- Task prompt
Work through the data and report how many lines include the string "title", giving the number alone.

- Data to examine
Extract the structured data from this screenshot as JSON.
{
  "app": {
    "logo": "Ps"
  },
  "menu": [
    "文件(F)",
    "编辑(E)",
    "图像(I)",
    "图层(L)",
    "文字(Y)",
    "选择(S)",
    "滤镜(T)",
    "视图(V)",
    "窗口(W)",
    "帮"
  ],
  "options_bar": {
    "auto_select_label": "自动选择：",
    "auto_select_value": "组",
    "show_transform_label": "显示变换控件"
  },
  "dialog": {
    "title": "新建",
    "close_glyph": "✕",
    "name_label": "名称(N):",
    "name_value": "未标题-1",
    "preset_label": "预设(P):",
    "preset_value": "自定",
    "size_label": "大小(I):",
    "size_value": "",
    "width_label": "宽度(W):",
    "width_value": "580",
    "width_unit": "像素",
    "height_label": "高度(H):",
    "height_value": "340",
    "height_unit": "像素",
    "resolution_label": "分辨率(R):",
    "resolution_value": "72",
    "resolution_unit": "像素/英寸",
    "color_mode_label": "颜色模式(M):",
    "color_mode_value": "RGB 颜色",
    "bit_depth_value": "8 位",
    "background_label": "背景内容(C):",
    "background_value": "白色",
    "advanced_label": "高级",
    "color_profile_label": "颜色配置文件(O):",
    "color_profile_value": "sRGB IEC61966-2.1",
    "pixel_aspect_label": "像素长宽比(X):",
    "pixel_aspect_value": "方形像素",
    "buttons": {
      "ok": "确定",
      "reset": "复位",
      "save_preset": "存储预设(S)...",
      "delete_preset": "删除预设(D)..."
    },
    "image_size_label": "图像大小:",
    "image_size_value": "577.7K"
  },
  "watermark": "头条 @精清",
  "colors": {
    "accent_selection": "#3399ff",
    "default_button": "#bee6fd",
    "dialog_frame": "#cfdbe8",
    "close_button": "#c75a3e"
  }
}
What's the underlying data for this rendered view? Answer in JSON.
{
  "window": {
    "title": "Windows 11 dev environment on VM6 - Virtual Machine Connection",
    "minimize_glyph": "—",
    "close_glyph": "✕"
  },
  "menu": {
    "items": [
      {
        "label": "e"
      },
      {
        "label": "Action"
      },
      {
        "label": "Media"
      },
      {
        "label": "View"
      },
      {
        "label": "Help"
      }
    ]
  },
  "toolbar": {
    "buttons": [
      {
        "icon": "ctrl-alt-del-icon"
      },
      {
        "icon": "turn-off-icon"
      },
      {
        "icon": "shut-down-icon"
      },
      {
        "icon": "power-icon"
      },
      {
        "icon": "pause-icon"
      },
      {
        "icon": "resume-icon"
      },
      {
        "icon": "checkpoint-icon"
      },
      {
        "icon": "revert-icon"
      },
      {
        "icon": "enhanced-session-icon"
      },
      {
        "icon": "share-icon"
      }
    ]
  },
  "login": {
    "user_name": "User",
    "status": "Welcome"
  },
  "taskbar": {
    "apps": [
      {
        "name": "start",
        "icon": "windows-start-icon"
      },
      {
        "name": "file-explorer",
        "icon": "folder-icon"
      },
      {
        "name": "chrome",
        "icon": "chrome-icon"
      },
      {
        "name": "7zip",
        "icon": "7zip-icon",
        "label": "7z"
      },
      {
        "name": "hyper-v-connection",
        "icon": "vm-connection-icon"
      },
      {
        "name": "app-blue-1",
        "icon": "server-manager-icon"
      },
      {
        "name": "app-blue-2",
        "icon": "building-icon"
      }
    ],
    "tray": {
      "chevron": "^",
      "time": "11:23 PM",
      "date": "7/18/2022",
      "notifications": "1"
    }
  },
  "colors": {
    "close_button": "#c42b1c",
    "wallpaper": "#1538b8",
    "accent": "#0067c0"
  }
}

- Output below
2